Researchers focusing on child suicide noted an increase in attempted suicide rates among males in the 2000s, and a number of theories have been developed to explain this, ranging from rising global stress levels to increased use of antidepressant medication, a known risk for suicide. Children of all ages who develop symptoms like personality changes, withdrawal, or clear suicidal ideation, such as an expressed desire to die, should be evaluated by a mental health professional so appropriate treatments can be provided.

Some psychiatric disorders onset in childhood and increase the risk of suicide, making it important to evaluate and treat children who appear to have psychiatric symptoms. These children can be provided with medications, as well as therapy. In children who are at risk of suicide because of environmental factors like bullying and stress, efforts to change the environment are recommended.
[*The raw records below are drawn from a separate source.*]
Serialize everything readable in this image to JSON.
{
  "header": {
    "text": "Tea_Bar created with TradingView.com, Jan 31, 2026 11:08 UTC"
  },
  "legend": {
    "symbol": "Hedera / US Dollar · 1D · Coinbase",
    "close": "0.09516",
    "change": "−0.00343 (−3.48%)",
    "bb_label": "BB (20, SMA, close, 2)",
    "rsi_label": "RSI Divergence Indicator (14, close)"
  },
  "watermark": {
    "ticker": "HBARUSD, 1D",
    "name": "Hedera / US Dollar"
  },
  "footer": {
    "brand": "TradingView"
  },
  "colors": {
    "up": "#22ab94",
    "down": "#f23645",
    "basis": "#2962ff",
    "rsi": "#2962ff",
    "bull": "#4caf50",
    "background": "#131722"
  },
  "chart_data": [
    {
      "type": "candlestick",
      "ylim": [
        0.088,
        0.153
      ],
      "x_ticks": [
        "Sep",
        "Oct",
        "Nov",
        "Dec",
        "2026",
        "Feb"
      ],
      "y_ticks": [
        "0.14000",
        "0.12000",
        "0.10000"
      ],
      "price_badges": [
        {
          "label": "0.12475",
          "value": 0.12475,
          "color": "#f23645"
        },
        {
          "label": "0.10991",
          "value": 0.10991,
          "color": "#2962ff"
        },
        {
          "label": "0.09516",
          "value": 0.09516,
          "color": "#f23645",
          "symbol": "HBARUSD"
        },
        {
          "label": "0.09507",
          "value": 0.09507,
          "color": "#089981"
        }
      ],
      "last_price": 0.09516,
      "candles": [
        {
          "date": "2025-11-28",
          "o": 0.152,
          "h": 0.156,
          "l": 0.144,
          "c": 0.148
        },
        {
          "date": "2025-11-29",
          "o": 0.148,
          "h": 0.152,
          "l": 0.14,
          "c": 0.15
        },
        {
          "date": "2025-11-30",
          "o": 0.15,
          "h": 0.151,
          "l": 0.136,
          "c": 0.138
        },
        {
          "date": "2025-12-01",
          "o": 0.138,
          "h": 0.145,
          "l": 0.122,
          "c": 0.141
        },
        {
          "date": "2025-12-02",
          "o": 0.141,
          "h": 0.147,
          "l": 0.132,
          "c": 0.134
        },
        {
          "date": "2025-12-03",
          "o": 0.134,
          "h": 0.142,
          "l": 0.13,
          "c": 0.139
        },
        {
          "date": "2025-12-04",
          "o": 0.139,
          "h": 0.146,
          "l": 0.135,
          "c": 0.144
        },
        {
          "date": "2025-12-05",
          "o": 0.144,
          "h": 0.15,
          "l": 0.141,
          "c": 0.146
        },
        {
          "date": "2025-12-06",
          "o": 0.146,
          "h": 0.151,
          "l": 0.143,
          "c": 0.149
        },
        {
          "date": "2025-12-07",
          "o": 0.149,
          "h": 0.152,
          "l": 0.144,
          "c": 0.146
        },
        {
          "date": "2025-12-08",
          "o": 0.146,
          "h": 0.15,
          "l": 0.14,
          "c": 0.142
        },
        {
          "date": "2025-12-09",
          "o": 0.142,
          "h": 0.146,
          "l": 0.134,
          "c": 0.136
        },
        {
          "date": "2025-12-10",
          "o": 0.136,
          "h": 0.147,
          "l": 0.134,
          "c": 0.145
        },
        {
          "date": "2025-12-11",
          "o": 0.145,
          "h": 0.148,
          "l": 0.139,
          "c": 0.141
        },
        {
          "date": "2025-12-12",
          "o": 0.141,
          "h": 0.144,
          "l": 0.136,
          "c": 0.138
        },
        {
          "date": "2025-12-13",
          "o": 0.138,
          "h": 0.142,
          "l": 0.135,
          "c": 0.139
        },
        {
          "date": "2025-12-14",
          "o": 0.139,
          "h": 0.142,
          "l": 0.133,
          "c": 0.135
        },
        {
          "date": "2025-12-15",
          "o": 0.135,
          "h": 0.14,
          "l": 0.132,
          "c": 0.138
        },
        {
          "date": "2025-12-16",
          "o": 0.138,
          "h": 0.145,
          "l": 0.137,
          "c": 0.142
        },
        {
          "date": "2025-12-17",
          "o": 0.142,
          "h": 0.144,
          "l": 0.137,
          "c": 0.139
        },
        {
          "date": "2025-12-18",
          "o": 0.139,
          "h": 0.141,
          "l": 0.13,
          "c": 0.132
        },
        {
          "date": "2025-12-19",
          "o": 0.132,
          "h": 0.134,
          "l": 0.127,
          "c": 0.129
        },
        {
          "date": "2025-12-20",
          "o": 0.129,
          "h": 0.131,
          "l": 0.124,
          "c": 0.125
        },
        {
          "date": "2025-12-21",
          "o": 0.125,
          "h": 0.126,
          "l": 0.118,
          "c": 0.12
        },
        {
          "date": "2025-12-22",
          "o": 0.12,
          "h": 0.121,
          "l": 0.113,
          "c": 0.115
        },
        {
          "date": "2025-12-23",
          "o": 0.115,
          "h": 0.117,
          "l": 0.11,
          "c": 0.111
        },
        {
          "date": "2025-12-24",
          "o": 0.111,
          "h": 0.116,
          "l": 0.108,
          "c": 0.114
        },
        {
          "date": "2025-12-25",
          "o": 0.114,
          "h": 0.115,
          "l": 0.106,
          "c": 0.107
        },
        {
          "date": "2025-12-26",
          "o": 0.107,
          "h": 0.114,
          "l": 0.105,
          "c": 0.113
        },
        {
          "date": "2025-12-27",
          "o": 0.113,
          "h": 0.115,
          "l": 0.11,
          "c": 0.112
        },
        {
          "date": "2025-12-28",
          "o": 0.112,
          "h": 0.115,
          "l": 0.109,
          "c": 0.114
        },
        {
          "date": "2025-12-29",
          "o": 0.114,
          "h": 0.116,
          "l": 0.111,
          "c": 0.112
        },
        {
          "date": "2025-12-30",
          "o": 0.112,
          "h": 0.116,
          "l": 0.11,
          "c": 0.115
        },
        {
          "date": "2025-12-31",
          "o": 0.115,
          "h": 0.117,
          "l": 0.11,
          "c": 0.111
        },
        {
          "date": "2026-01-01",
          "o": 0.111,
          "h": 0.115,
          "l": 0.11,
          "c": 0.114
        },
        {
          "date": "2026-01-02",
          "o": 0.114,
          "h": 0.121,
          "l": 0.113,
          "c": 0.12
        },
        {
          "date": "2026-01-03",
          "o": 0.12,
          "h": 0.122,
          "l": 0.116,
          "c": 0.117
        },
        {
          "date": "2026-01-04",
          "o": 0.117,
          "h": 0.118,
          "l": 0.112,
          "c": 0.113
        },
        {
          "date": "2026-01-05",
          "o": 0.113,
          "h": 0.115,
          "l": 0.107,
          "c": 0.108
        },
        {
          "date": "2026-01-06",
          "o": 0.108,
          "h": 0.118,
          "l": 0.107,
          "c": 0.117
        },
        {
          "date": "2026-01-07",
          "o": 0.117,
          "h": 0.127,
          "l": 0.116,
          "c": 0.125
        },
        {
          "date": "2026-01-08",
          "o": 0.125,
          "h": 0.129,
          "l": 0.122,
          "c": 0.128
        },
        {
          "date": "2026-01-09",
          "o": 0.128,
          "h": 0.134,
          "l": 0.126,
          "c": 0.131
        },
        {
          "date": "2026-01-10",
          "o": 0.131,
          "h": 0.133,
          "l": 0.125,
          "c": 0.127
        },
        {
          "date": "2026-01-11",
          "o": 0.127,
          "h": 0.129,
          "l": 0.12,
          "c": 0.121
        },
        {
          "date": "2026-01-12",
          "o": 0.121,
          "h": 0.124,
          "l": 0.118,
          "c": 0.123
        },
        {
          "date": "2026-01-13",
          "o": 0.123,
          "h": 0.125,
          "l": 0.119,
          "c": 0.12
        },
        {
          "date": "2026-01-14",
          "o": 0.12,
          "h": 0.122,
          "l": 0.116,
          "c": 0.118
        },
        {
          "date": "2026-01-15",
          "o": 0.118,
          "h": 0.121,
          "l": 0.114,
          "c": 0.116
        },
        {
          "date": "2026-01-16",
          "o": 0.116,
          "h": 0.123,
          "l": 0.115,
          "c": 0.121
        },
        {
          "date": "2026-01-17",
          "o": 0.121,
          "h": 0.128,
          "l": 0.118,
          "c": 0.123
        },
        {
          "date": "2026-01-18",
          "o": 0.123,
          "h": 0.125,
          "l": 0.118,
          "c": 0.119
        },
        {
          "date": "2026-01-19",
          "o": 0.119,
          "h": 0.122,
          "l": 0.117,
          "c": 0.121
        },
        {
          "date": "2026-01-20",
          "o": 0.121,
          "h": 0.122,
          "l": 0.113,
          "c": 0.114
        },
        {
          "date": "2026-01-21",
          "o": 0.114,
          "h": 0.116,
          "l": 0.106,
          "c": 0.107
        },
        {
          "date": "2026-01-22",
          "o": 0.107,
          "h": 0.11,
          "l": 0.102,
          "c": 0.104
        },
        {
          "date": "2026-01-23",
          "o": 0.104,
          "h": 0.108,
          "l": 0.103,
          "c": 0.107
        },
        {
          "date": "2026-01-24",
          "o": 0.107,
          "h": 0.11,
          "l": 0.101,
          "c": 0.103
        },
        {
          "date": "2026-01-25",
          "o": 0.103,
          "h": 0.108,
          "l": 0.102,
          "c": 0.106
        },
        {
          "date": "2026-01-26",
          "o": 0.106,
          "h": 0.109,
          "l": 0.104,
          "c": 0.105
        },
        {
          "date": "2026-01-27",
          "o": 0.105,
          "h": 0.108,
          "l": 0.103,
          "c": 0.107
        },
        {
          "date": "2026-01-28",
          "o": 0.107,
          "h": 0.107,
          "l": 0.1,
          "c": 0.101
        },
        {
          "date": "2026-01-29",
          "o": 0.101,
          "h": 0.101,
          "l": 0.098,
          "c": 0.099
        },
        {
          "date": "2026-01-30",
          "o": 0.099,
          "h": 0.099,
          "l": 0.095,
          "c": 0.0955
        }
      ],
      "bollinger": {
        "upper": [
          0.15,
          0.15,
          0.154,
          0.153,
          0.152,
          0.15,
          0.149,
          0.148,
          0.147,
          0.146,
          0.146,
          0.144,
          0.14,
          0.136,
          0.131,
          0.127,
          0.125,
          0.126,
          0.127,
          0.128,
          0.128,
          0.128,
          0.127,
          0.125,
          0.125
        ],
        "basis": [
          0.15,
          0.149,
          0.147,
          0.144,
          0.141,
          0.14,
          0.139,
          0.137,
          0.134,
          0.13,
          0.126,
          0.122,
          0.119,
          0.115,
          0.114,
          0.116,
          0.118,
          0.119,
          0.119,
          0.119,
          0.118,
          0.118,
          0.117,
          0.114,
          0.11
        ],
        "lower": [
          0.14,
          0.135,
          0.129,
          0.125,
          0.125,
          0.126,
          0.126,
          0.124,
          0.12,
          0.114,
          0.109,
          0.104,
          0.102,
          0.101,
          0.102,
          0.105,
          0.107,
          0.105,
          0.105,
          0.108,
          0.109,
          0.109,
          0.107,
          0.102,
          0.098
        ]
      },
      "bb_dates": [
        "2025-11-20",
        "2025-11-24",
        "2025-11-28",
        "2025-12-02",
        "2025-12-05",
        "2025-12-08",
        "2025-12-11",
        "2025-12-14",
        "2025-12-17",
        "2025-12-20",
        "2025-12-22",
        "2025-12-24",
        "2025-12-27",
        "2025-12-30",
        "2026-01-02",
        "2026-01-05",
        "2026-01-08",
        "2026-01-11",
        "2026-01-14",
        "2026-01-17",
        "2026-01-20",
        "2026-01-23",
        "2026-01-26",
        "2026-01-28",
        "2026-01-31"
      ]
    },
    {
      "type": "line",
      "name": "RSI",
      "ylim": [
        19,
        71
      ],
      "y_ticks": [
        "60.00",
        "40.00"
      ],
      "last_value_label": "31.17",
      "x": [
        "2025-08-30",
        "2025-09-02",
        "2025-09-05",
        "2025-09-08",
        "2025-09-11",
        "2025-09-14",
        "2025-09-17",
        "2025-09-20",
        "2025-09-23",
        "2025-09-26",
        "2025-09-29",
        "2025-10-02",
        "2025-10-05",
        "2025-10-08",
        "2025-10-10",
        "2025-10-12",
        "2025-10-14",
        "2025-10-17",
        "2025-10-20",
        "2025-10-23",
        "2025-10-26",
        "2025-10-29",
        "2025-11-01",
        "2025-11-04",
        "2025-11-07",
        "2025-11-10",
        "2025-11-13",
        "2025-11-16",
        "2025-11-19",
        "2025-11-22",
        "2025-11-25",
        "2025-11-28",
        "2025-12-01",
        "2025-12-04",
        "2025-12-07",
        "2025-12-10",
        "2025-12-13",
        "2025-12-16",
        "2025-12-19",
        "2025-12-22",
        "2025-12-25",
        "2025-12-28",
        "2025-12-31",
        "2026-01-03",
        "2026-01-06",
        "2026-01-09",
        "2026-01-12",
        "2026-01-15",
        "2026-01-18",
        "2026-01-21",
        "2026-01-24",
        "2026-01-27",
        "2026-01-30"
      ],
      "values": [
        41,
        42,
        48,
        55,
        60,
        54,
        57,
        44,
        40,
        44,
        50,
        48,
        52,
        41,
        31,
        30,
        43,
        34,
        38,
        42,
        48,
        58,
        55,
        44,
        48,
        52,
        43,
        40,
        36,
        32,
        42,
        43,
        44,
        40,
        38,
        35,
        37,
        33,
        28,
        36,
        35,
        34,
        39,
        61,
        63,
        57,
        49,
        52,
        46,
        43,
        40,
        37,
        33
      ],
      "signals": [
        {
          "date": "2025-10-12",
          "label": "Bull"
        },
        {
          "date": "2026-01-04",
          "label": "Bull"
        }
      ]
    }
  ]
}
Aggressive zero tolerance policies for bullying in school districts with suicidal students can be beneficial, as can the implementation of buddy systems and the provision of information about suicide hotlines.

Prompt intervention can reduce the risks of a child suicide attempt, as can steps like limiting access to tools for suicide. In households where weapons and potentially dangerous medications are kept, these should be stored in a secure environment. Guns, commonly used by boys, should be stored separate from their ammunition and kept in a locked gun safe.

The Health Board is dedicated to providing accurate and trustworthy information. We carefully select reputable sources and employ a rigorous fact-checking process to maintain the highest standards. To learn more about our commitment to accuracy, read our editorial process.
Mary McMahon
By Mary McMahon

Ever since she began contributing to the site several years ago, Mary has embraced the exciting challenge of being a The Health Board researcher and writer. Mary has a liberal arts degree from Goddard College and spends her free time reading, cooking, and exploring the great outdoors.

Discussion Comments

Mary McMahon

Mary McMahon

Ever since she began contributing to the site several years ago, Mary has embraced the exciting challenge of being a...

Learn more
The Health Board, in your inbox

Our latest articles, guides, and more, delivered daily.

The Health Board, in your inbox

Our latest articles, guides, and more, delivered daily.